Entries from a dataset of interfaces

┌────────

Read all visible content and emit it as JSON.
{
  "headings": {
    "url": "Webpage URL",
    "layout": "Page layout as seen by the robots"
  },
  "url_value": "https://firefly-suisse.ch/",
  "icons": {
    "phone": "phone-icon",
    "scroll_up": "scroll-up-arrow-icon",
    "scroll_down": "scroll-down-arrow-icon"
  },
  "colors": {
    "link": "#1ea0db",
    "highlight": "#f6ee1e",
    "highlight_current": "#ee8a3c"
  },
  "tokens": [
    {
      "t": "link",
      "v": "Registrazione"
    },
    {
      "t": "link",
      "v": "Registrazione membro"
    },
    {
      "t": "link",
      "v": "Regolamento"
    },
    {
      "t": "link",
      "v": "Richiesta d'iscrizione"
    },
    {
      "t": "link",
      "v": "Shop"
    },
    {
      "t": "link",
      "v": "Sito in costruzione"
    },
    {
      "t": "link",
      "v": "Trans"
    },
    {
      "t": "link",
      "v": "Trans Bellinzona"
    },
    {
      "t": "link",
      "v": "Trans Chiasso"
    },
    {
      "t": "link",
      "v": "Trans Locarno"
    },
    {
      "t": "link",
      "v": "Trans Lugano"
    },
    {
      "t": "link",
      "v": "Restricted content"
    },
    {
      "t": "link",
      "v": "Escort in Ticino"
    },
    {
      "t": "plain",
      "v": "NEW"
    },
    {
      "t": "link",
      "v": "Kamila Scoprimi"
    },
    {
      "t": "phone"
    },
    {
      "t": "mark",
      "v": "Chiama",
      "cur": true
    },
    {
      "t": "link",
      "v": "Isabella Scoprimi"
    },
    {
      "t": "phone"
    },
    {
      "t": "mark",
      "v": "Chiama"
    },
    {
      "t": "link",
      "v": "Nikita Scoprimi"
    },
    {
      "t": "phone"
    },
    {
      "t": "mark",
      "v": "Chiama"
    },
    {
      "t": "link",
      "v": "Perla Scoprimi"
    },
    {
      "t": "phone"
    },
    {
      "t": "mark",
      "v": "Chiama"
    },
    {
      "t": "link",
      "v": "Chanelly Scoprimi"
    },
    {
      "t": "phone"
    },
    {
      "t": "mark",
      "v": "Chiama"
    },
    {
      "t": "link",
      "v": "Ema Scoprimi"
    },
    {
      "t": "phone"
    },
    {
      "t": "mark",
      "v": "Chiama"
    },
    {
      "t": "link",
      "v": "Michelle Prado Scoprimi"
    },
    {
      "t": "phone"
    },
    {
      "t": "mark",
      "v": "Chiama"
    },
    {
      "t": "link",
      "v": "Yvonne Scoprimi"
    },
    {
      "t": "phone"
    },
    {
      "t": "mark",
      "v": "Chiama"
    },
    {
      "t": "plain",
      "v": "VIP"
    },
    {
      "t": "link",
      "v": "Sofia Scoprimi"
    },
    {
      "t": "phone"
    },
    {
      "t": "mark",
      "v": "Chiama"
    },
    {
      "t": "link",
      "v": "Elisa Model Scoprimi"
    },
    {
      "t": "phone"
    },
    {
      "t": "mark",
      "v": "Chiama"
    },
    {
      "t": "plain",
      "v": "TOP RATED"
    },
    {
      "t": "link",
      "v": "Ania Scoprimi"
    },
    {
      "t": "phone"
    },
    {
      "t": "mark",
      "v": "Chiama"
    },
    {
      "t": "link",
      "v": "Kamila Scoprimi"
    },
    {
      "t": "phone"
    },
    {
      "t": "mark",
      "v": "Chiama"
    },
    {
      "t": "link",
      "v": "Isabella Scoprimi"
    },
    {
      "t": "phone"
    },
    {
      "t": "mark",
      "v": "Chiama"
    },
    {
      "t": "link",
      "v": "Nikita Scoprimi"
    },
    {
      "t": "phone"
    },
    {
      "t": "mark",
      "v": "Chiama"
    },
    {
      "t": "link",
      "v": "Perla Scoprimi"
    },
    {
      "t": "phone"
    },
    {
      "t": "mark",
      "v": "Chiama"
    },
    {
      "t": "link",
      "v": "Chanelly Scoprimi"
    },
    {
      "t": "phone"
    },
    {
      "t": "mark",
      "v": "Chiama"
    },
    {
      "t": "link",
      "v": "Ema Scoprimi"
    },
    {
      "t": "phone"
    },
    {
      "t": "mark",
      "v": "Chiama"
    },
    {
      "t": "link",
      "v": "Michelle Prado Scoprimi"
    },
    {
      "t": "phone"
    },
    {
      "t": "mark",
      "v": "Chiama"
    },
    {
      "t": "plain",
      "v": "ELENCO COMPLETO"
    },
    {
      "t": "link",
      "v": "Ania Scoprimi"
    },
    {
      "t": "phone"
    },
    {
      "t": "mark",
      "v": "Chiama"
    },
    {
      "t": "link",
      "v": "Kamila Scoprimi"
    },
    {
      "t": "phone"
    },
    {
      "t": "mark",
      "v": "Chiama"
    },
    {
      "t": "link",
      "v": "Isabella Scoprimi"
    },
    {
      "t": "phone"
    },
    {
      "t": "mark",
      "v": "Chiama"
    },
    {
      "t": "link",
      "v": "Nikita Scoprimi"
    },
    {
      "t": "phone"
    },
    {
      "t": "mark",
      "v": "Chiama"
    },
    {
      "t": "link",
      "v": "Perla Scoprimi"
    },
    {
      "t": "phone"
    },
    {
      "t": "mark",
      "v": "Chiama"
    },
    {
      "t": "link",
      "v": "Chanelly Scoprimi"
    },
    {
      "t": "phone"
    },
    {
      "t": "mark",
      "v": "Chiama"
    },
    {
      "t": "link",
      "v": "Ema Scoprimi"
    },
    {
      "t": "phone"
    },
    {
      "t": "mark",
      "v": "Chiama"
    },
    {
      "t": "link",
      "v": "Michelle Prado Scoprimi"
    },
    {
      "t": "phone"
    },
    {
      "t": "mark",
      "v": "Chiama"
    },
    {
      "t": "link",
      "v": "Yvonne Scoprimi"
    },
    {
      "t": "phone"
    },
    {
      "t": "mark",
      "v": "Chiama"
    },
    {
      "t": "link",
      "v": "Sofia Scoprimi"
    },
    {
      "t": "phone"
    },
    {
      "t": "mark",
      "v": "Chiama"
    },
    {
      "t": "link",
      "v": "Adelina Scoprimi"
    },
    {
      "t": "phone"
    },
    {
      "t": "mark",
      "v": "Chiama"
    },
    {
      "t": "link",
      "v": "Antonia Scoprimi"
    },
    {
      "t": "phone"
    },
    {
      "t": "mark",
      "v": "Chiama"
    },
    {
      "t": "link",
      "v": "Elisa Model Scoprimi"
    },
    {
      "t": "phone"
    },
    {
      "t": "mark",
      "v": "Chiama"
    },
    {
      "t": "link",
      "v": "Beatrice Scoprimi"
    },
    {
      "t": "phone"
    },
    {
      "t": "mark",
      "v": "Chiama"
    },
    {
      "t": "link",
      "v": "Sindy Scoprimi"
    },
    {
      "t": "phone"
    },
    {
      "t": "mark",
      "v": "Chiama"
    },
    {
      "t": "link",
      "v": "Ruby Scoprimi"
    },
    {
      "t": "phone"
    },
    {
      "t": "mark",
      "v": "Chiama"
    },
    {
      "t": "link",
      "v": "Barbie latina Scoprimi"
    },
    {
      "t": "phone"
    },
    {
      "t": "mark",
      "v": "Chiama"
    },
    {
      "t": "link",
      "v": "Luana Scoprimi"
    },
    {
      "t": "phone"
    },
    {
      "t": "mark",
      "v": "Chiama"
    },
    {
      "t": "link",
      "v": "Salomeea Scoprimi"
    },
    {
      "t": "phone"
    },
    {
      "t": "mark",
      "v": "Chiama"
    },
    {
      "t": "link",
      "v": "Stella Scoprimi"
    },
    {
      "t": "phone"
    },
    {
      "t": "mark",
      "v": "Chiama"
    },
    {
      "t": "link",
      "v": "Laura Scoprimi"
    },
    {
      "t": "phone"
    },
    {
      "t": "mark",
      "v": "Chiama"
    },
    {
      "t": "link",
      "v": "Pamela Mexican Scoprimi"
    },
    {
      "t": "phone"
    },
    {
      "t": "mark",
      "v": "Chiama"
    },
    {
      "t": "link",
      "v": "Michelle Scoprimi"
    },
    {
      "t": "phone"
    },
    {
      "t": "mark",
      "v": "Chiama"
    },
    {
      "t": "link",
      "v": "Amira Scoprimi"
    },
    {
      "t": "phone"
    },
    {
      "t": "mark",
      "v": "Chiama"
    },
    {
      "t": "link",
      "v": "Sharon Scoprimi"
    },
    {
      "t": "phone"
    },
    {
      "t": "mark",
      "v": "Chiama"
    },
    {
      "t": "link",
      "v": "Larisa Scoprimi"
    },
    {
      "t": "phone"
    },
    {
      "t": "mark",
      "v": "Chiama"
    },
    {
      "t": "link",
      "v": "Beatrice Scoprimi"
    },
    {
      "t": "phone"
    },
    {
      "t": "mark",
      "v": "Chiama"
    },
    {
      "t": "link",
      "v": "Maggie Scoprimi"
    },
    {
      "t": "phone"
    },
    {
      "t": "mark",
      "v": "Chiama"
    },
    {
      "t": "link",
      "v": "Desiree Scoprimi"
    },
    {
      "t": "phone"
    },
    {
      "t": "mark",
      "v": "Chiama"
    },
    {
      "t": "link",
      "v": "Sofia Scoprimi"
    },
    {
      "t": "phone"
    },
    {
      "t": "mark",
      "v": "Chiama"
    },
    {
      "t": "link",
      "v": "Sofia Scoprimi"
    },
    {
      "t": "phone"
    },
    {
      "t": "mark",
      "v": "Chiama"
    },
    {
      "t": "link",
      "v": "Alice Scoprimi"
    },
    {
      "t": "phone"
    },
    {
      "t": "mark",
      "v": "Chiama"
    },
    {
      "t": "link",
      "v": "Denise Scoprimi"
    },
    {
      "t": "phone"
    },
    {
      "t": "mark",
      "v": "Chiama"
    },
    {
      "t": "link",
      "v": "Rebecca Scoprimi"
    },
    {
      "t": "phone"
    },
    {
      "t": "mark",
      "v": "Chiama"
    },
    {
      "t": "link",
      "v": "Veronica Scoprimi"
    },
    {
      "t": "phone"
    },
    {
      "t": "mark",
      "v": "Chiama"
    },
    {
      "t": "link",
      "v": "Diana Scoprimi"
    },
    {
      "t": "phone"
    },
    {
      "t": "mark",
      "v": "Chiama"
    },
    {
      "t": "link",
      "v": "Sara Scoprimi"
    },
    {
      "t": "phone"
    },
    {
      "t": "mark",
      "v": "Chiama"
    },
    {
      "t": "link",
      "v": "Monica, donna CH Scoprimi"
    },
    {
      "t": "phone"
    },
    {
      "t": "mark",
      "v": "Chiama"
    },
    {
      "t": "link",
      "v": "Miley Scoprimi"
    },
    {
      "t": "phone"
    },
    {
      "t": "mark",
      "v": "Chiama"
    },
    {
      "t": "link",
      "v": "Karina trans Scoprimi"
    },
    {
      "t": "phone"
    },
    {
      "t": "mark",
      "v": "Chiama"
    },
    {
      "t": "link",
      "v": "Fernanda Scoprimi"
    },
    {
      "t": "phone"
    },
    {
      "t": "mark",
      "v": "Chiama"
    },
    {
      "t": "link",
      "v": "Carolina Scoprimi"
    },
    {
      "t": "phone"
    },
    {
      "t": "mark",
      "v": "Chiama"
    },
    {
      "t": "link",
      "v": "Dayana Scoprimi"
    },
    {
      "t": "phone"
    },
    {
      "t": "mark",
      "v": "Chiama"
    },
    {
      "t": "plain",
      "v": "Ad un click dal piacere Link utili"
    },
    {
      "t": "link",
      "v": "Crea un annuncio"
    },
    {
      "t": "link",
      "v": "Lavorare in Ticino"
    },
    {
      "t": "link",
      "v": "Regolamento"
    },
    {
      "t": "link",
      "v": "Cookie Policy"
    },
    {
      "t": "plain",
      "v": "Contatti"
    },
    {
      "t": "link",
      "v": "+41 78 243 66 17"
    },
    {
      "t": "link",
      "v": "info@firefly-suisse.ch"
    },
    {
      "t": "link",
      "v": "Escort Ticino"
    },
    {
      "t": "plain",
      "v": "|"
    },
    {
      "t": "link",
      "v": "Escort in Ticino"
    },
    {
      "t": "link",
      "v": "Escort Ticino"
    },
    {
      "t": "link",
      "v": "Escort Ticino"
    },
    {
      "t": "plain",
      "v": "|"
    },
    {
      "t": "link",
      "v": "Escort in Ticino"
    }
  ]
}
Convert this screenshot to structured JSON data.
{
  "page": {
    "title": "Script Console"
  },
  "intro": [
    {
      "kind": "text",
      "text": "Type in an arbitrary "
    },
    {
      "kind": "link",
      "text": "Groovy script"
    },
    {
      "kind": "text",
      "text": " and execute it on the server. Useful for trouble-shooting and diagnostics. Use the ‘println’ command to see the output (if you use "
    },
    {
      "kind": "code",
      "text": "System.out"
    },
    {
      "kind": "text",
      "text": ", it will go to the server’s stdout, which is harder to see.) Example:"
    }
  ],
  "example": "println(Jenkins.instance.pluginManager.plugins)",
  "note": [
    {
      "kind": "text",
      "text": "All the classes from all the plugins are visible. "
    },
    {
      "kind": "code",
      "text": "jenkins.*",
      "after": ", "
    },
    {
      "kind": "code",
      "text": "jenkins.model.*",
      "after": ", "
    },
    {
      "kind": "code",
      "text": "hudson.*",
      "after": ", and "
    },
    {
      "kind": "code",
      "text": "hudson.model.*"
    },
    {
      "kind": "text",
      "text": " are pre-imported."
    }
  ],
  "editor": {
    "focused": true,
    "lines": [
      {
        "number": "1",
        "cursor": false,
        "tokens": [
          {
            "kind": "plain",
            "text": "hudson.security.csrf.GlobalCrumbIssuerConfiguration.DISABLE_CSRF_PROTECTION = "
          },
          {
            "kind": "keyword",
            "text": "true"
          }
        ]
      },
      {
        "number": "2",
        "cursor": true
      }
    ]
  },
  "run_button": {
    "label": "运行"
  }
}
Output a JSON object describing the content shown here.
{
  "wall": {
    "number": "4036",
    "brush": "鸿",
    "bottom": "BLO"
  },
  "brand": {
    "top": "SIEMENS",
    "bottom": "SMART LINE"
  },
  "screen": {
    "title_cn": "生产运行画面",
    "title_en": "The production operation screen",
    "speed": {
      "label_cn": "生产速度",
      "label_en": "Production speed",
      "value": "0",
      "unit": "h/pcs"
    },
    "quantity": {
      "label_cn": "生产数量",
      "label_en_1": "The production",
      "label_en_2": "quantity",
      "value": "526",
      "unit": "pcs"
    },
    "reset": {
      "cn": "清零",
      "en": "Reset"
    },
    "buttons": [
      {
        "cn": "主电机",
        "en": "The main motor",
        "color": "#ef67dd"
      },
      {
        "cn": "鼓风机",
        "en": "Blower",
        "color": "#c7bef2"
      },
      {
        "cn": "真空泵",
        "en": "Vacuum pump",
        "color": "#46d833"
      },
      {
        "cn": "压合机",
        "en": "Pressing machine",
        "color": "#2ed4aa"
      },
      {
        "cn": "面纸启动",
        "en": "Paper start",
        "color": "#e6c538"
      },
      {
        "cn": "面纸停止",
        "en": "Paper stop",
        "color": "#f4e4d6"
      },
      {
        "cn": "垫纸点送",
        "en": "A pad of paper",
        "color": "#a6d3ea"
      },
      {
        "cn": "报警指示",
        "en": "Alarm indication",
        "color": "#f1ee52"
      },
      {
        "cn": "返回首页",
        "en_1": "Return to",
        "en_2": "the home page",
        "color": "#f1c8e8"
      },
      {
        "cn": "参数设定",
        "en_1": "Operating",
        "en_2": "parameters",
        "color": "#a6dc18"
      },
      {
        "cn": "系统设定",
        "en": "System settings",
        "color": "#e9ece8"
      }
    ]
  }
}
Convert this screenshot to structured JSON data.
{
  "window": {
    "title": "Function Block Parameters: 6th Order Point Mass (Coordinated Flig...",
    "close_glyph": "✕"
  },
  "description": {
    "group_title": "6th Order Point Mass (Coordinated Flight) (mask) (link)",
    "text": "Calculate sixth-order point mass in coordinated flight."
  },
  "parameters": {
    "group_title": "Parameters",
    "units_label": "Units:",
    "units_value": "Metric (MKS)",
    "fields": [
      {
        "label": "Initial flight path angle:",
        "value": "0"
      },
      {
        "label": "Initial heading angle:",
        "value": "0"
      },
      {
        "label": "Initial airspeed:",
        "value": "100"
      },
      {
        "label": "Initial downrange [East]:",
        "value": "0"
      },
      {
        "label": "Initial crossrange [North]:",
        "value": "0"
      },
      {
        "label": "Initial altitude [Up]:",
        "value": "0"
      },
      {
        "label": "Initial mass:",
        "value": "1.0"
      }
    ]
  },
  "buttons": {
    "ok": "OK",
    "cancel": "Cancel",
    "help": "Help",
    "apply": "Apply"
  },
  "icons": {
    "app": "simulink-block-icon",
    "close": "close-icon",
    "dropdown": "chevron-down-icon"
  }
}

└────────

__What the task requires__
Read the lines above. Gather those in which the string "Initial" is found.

__Result__
        "label": "Initial flight path angle:",
        "label": "Initial heading angle:",
        "label": "Initial airspeed:",
        "label": "Initial downrange [East]:",
        "label": "Initial crossrange [North]:",
        "label": "Initial altitude [Up]:",
        "label": "Initial mass:",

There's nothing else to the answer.